The high degree of admixture among genetically distinct populations highlights the importance of natural flooding patterns, allowing for admixture, and may reflect the genetic impacts of supplemental stocking. It is possible that this fish species has metapopulation dynamics, with the main stem of the upper Nan River and annual flooding facilitating connectivity among demes. Due to clear sub-division among some sub-basins, future supplemental stocking programs should be planned more carefully (Miller & Kapuscinski, 2003). In addition, to refine appropriate conservation schemes for this area, we need to explore potential genetic subdivision in some complex sub-basins (e.g., Wa River) with man-made and natural barriers.


This work is among a few studies providing insights into population genetics of tropical stream fishes in Southeast Asia, a hotspot for freshwater biodiversity. Our work highlights the importance of the historical and contemporary stream network as well as monsoonal flooding patterns on genetic connectivity among the populations of different sub-basins. In addition, the spatial genetic variation of G. cambodgiensis populations in the upper Nan River, Thailand, suggests interactions between habitat isolation (due to specialized habitat requirements) and the flood-mediated dispersal pattern. The high and consistent level of admixture in most populations suggests possible metapopulation dynamics for this species. The genetic analysis also suggests slight genetic impacts of a recent hatchery-assisted stocking program in the area and cautions against extensive reliance on use of broodstock from a different sub-basin.

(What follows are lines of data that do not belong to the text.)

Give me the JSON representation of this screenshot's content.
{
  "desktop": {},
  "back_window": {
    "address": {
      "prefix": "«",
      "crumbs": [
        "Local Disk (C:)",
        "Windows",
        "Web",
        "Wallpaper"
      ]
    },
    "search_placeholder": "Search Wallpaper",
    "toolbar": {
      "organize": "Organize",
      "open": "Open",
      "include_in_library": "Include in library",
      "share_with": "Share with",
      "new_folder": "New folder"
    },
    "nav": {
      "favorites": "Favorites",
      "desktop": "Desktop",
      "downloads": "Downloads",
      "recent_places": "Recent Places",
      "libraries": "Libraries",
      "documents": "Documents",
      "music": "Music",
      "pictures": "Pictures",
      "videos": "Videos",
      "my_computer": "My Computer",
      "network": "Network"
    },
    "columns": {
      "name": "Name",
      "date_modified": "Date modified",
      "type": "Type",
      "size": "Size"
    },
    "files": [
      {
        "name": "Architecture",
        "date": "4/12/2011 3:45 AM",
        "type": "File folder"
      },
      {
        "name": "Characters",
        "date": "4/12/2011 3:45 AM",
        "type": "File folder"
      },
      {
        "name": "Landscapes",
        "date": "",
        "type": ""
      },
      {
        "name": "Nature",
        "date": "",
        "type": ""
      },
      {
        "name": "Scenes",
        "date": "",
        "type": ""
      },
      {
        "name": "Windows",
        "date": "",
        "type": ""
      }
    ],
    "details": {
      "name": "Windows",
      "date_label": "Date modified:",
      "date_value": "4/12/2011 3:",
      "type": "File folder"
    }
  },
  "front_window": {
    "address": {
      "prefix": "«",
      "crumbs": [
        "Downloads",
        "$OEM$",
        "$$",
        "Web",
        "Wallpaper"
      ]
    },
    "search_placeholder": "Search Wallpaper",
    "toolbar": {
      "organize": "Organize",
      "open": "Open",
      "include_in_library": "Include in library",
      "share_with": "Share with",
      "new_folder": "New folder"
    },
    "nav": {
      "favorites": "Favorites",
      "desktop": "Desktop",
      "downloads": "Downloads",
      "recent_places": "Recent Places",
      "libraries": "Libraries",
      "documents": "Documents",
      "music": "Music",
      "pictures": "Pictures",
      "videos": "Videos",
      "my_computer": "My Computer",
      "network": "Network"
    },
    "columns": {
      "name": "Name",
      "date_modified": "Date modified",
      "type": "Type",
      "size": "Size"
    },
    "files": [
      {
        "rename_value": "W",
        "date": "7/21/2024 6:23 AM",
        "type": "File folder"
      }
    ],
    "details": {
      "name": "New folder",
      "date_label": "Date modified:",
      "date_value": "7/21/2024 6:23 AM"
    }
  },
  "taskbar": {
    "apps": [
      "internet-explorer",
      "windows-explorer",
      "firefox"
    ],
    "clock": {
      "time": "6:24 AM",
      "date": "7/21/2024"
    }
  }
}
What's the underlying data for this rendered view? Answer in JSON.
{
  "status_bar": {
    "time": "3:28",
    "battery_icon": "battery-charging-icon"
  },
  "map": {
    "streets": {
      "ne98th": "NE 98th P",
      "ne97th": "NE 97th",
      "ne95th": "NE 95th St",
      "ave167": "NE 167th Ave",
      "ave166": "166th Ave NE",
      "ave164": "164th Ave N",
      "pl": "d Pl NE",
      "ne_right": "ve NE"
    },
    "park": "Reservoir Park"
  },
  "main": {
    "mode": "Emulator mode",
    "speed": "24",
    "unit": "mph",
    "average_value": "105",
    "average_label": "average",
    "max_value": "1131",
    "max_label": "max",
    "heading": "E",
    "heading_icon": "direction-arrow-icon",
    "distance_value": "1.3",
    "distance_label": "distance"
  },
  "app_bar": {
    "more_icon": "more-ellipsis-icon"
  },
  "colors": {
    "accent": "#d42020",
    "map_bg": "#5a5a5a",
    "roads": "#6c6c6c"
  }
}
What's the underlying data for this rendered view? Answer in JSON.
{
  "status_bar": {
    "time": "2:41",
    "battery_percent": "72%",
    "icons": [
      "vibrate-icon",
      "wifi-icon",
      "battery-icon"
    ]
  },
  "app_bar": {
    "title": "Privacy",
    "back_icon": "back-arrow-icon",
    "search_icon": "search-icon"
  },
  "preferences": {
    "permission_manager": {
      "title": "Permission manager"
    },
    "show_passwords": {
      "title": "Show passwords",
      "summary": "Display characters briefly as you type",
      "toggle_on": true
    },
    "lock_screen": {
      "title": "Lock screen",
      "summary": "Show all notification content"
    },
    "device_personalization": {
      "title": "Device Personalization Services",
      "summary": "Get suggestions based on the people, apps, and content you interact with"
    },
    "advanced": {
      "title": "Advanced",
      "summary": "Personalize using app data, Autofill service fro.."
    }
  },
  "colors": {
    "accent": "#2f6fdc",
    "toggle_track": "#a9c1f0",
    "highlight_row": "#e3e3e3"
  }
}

Supplemental Information

Multilocus microsatellite genotypes of G. cambodgiensis collected from upper Nan River, Thailand, during November to December 2016

DOI: 10.7717/peerj.4487/supp-1

FST values estimated for each pair of populations using the ENA, excluding null alleles correction method described in Chapuis & Estoup (2007)

DOI: 10.7717/peerj.4487/supp-2

Allelic variability at 11 microsatellite loci of Garra cambodgiensis populations in the upper Nan River, Thailand

The indices included the sample size (N), number of alleles per locus (A), effective number of alleles (Ae), allelic richness (Ar), observed heterozygosity (Ho), expected heterozygosity (He), estimated null allele frequencies and fixation index (Fis) values and probability of significant deviation from Hardy-Weinberg equilibrium (P) are given for each population and locus. Values underlined indicate statistical significance, P < 0.00057, after Bonferroni correction = 0.05/88.

DOI: 10.7717/peerj.4487/supp-3